“We have so many auto workers standing in unemployment lines,” she said, “that we didn’t want to be seen giving thousands of dollars away to runners.”
Really? Yet three weeks after Crim the annual Buick Invitational PGA Golf Tournament came to Flint and easily handed out millions to guys with beer bellies who smoking cigarettes as they ambled down the fairways (pre Tiger Woods PGA)? I didn’t get it then. I don’t get it now. Maybe I do, but I’m just afraid of what I think.
The American mind equates financial rewards with sporting achievement. When you don’t award any money, or just very little money, you devalue the achievement in the public eye. And just because the champions in your sport come from developing world nations where a little goes a long way, that doesn’t obviate the need to increase the public interest in the sport here.
When are people going to realize they are not giving anything to anybody? You’re placing a value on achievement at your event. You are valuing your first position. But if you don’t accord it a proper value, how can you expect others to? In today’s world of professional sports, if you’re not making $1 million for first prize in a major event you’re not taken seriously.
Why do we think there is such an emphasis placed on the charity runners? Because that’s where the millions of dollars are! And that is a good thing. I’ve contributed to charity runners many times for friends and family. But just like tailgating is an important part of the American football experience, it isn’t the main purpose of the gathering. The game is.
When the Boston Athletic Association got dragged into the modern era in the mid-1980s it was because there were a lot of people putting pressure on them to change, from the media to the running community, and finally, Boston Mayor Ray Flynn.
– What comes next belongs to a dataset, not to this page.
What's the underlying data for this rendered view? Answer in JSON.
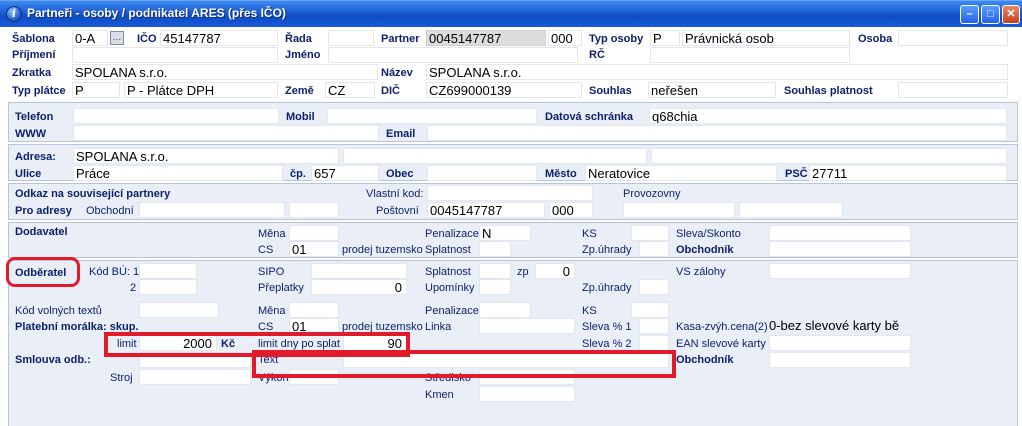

Does anybody else see that kind of pressure being applied today? There are some media, yes, but only within the industry. And the running community isn’t even aware, much less care, about the state of the sport. That connection has long since been severed. And name me a pol who has any jurisdiction who could apply pressure.
No, the runners, their managers, and the federations which were put in the position to oversee the good health of same have no one to blame but themselves for the current state of the game. Way to go, gang, you’ve managed to at least deeply wound the goose even before it got truly golden.